The input:

★ ★ ★

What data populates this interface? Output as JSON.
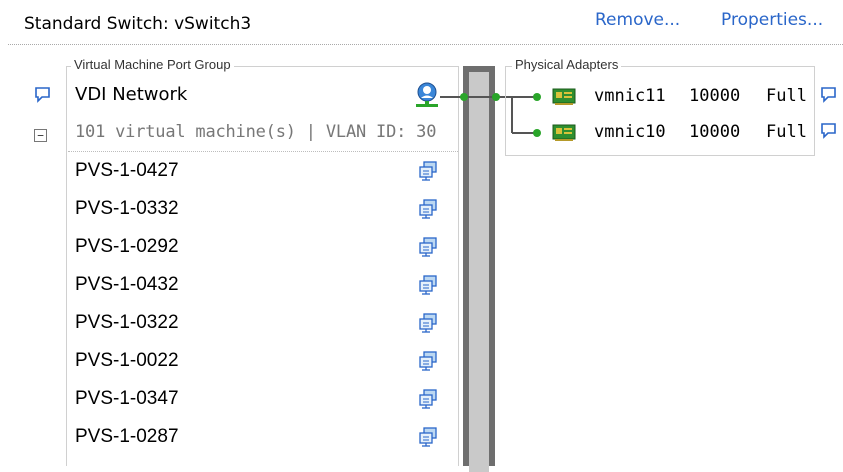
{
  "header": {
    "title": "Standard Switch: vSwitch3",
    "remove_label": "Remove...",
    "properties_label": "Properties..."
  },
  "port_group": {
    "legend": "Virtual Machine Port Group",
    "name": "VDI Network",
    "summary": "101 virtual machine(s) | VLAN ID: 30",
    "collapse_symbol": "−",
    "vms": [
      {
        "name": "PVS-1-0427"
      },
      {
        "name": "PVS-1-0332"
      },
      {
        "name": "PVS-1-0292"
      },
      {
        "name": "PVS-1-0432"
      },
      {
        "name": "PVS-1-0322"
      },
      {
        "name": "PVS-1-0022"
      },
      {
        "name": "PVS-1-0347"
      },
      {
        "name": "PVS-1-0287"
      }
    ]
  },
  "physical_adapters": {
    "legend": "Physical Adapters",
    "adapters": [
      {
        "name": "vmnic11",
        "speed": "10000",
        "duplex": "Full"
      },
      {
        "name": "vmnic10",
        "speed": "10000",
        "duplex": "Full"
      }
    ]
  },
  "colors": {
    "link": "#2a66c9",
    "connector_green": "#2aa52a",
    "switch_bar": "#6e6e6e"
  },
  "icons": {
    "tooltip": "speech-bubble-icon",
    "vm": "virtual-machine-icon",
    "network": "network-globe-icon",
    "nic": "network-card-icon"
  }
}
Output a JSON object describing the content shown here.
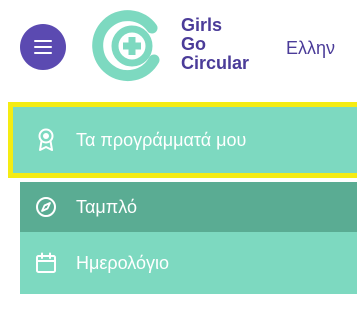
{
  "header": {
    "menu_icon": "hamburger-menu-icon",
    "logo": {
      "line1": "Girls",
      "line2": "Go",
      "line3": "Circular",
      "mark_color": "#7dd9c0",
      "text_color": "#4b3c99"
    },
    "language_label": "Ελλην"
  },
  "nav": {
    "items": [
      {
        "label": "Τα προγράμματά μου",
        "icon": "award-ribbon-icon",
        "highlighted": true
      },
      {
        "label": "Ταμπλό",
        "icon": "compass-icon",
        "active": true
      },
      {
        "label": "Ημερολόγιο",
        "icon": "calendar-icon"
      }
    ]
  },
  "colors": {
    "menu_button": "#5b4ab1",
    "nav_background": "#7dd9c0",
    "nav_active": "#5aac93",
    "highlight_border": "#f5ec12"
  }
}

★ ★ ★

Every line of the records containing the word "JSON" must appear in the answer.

Solution for this task:
What data populates this interface? Output as JSON.
Output a JSON object describing the content shown here.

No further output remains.